From my recent blog post, a fellow Mason asked me to explain myself better when I was talking about remembering who we are, not who we were. I acknowledged that I could have done a better job at that; let me talk about that now.
One of the conundrums of Freemasonry, for me, has been the fact that as I mature in degrees and Masonic knowledge, I have to also be an example for, and sometimes employ and instruct the newer members. When this happens, I feel the weight of the years, knowledge, experiences, and forgotten lessons tumble over me. I hear myself talk to a new member about the importance of being curious about Freemasonry, and equally sighing when I hear about how they really are here to work toward “reaching enlightenment” or “having a spiritual experience.” While I think these things might be possible on the Freemasonic path, I don’t find them to be the goals of Freemasonry. They are simply the goals of the aspirant. Sometimes, I get frustrated with Freemasons who have been members a shorter time, trying to teach people about everything but Freemasonry, or sliding a bit in their duties as Freemasons, or who expect that other members will clean up the dishes, sweep the floors, or wash their sheets. I find myself shooting darting glaces as members whisper in Lodge or give direction to another officer, without permission or authorization. Work, discipline, silence, observation, learning, Service – they all pop into my mind as admonishments to others. Why? Because I have spent years admonishing myself in those same areas.

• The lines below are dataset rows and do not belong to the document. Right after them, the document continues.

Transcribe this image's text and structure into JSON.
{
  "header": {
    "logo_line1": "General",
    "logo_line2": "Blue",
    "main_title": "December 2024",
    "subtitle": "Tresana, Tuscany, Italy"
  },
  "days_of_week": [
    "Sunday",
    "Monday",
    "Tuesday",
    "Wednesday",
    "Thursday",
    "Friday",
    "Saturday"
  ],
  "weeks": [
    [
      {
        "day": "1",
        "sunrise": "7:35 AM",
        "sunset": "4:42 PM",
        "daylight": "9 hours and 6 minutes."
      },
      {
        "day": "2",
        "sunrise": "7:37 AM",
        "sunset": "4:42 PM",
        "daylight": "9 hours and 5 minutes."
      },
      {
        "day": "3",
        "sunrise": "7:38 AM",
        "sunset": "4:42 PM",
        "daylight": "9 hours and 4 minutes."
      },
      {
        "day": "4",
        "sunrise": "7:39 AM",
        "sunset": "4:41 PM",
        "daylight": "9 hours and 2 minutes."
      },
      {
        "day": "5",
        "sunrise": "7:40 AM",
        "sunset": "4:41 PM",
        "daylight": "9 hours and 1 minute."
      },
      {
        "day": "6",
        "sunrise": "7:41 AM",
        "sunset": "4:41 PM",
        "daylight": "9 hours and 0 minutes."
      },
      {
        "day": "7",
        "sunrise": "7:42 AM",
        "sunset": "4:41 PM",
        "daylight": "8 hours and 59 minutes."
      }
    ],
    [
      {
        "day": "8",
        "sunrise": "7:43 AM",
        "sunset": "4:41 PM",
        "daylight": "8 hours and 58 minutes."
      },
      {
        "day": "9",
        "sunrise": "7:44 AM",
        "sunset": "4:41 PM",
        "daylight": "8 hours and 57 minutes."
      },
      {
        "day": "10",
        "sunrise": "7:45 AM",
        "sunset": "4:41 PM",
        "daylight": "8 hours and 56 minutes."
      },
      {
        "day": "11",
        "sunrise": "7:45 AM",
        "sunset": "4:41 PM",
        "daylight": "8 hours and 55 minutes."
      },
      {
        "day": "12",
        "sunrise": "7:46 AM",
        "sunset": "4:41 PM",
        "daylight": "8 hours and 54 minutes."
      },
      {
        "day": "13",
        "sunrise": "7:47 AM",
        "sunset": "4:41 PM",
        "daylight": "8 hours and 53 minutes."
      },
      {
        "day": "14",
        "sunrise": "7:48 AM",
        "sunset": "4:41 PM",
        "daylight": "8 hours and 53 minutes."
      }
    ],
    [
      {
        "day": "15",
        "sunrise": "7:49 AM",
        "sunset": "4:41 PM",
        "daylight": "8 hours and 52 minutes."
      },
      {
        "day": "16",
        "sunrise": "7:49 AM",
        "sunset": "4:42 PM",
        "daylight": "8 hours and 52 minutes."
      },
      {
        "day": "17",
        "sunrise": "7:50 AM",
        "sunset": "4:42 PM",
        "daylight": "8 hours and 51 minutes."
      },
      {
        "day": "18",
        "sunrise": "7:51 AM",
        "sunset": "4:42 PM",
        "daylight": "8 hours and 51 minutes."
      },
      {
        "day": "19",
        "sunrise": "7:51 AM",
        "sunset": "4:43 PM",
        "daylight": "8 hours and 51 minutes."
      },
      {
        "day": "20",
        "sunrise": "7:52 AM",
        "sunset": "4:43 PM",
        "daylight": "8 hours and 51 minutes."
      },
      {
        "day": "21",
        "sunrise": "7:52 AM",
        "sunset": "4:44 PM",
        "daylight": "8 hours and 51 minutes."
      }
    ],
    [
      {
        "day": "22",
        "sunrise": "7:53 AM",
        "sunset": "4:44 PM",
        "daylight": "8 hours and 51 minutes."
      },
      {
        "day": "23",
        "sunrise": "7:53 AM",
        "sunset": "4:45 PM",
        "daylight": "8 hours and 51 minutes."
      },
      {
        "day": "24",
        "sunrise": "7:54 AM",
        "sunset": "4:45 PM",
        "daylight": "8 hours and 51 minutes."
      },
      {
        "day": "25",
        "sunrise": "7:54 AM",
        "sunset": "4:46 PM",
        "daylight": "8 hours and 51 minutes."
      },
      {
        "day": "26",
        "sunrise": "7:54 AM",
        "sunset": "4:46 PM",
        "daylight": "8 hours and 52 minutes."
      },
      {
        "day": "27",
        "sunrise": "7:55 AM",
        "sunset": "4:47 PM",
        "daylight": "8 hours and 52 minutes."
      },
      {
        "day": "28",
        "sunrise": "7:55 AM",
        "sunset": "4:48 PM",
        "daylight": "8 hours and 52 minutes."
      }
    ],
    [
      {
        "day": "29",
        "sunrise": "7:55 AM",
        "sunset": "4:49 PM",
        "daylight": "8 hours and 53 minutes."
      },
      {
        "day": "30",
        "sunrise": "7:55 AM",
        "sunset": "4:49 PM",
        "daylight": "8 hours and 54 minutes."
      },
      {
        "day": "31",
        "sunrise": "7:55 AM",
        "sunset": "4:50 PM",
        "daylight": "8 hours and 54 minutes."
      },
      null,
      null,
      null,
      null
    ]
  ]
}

Thus, I have to remember who I am. I have been a Co-Mason for over twenty years and I have gone through all of those things which now frustrate me. Like a reformed smoker, I am distasteful of the bad habits, forgetting that I too used to do them. As I walk backward down my road, I remember how people handled my foibles. I remember how I handled them. I threw myself into learning about myself, why I did certain things, and how they made me react. I learned what Masonry was trying to teach me as a framework and how to hang my “me” on that erector set. I cried, got angry, had breakthroughs, hit walls – all in the day to day workings with my fellow Masons. I took those lessons into the “mundane” world and worked them. I am still working them – feverishly, hungrily, and passionately. I am the summation of every degree and every lesson I can absorb from those degrees. Every time I sit in Lodge, I still see something new, something I never saw before – in me, in others, in life.

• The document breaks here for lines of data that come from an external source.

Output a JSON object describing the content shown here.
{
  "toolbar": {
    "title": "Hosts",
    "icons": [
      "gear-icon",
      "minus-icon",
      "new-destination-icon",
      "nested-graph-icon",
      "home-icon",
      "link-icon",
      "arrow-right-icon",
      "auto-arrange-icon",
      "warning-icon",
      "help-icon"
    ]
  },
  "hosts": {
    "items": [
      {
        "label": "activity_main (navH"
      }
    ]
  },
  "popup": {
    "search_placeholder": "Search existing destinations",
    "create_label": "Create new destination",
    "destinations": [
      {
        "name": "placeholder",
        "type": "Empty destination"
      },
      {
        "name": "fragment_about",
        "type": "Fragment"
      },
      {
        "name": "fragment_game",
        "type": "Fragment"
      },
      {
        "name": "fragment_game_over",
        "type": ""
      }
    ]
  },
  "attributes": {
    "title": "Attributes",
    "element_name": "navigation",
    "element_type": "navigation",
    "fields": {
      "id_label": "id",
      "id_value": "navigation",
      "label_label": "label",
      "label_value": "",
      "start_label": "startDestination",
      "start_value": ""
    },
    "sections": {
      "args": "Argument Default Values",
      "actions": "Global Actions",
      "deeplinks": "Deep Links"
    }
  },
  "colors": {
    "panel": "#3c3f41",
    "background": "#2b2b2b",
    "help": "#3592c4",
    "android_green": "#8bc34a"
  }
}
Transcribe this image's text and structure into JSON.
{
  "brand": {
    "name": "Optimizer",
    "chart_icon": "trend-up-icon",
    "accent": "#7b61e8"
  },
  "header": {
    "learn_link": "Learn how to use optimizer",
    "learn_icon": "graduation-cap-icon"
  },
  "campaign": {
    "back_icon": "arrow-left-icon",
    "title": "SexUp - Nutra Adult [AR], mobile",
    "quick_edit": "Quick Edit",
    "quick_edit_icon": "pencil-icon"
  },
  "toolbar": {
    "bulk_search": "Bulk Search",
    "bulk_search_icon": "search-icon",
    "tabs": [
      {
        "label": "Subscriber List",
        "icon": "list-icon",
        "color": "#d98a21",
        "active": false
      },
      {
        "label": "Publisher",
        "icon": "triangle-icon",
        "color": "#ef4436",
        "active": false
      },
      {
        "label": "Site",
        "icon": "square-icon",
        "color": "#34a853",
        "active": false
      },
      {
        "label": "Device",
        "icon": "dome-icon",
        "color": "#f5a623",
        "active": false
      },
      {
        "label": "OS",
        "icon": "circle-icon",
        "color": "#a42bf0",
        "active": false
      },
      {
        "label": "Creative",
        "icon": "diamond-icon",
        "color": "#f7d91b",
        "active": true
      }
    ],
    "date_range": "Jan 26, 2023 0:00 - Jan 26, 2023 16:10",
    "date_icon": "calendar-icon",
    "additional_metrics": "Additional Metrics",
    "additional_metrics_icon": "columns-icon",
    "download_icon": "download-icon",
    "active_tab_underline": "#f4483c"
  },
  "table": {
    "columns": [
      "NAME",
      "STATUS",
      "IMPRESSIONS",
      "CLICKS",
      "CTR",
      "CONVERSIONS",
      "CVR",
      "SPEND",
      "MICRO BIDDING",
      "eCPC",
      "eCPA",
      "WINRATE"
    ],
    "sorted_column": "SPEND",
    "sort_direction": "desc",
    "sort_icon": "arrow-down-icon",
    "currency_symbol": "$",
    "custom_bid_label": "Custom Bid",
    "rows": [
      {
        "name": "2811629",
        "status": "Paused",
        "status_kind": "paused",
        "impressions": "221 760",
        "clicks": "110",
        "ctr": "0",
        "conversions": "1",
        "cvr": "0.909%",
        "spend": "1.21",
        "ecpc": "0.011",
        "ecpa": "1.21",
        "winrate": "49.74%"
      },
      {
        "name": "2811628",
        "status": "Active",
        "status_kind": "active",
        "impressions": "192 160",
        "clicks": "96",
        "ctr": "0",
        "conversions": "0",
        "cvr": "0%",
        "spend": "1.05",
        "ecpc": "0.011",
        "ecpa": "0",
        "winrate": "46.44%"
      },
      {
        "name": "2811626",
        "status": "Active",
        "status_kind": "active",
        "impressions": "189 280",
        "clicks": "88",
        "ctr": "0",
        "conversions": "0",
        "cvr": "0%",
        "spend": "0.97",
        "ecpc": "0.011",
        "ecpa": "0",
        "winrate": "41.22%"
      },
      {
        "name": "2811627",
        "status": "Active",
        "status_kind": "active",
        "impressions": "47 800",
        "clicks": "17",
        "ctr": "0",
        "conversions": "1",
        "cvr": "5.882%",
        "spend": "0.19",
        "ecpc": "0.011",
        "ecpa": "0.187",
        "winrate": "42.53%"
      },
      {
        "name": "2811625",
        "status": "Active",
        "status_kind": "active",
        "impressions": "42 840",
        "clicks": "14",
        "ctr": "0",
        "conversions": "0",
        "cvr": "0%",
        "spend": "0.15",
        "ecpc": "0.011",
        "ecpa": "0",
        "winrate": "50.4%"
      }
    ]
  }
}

When that weight comes on me, in instructing or employing a member of my Lodge, it’s because I have to remember that I am the whole of the degrees and lessons and experience that I’ve gained as a Freemason. I am not the last degree I took. I am not any special or favorite degree. I am all of them, including and especially the first one. That is the foundation whence I came and it will cradle me when I return. It truly is an Alpha and an Omega, the Ouroboros. I have to remember that this new member in front of me, who is bright with anticipation and hungry for learning, is not the “me” I am now but the “me” from twenty years ago, still fresh from a world that expects very different things than Freemasonry. It is difficult for them to shift from one set of expectations to another, especially when the Freemasonic world is so tenuous to them. I have to find the balance between trying to guide them into being a new Freemason while ensuring that their future needs are met and informed: not unlike being a parent. We try to give our children what we “never had” but in doing so, we may intend them to grow up faster than we would like. There is a blessing in the new discoveries of a freshly-minted Freemason, and as an “older” Mason, I can tap into that joy while still trying to make sure they are well-prepared for their journey. The crux of this is being neither too much in the past, which may pave the way for complacency and ill-informed “compassion,” and too much in the “me of now,” which expects that the new Freemason feels about Freemasonry and its value as I do.

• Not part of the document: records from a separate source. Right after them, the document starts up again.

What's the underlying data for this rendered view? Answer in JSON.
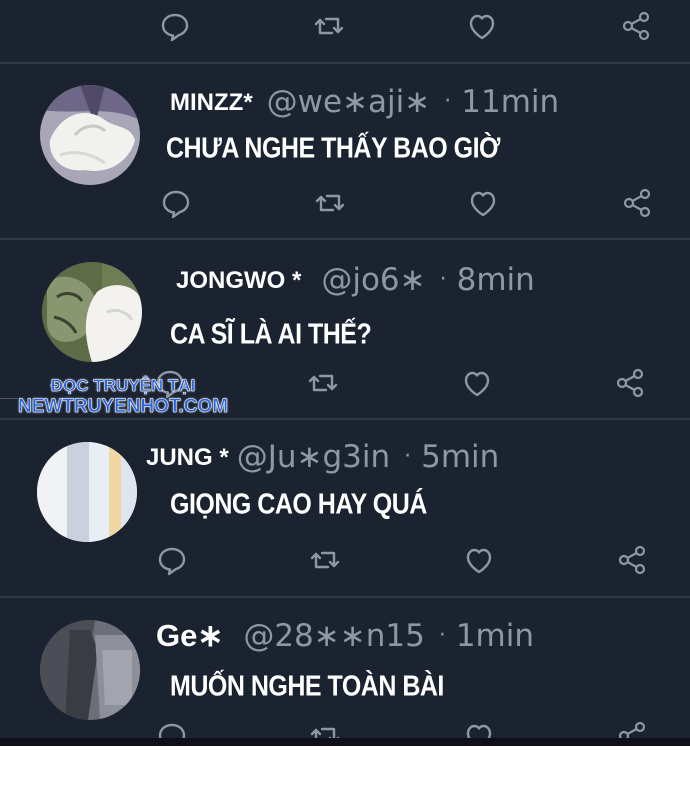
{
  "colors": {
    "background": "#1b2330",
    "divider": "#2e3846",
    "muted": "#8b98a5",
    "text": "#ffffff",
    "watermark": "#2b63d9"
  },
  "actions": {
    "reply_icon": "reply-icon",
    "retweet_icon": "retweet-icon",
    "like_icon": "heart-icon",
    "share_icon": "share-icon"
  },
  "tweets": [
    {
      "name": "MINZZ*",
      "handle": "@we∗aji∗",
      "sep": "·",
      "time": "11min",
      "text": "CHƯA NGHE THẤY BAO GIỜ"
    },
    {
      "name": "JONGWO *",
      "handle": "@jo6∗",
      "sep": "·",
      "time": "8min",
      "text": "CA SĨ LÀ AI THẾ?"
    },
    {
      "name": "JUNG *",
      "handle": "@Ju∗g3in",
      "sep": "·",
      "time": "5min",
      "text": "GIỌNG CAO HAY QUÁ"
    },
    {
      "name": "Ge∗",
      "handle": "@28∗∗n15",
      "sep": "·",
      "time": "1min",
      "text": "MUỐN NGHE TOÀN BÀI"
    }
  ],
  "watermark": {
    "line1": "ĐỌC TRUYỆN TẠI",
    "line2": "NEWTRUYENHOT.COM"
  }
}
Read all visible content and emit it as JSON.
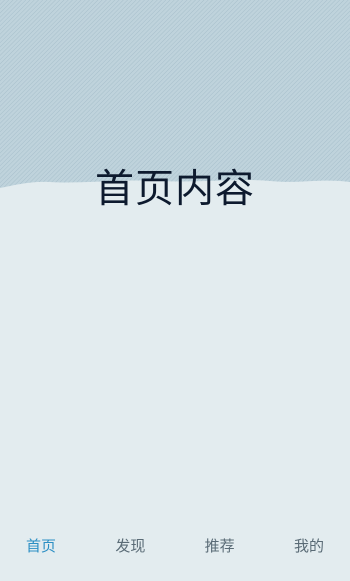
{
  "main": {
    "title": "首页内容"
  },
  "tab_bar": {
    "tabs": [
      {
        "label": "首页",
        "active": true
      },
      {
        "label": "发现",
        "active": false
      },
      {
        "label": "推荐",
        "active": false
      },
      {
        "label": "我的",
        "active": false
      }
    ]
  },
  "colors": {
    "accent": "#2c8fc4",
    "background": "#e3ecef",
    "header_texture": "#b9ced8"
  }
}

I am not always carrying that “employ and instruct” weight but other weights take its place. Some of my duties provide me the opportunities to help others and some provide me the space to be an example. I find that no matter my station or responsibility, there is some weight of experience, knowledge, and discipline that the responsible Freemason owns, of any degree. There is also the balance in remembering what I was, what I have learned, honoring where other people are, and being respectful as well as challenging.
As I write this, I know this is my own journey to tread, and these lessons are all part of the process for me. They may not be the same for others, who view Freemasonry differently or have different lessons to learn. Some people might find that this poses no problem for them, or gives them any pause. I hope that I might learn from them even as they might learn from me. A shared experience is stronger for the shared knowledge, I believe. The summation of our shared knowledge is what helps us all grow and become the better people we wish to be, not matter our goal. That shared knowledge also becomes the goals of Freemasonry – to be guides and helpers of the ignorant, to shine Truth, Love and Peace through understanding one another, and build a universal brotherhood of Humanity.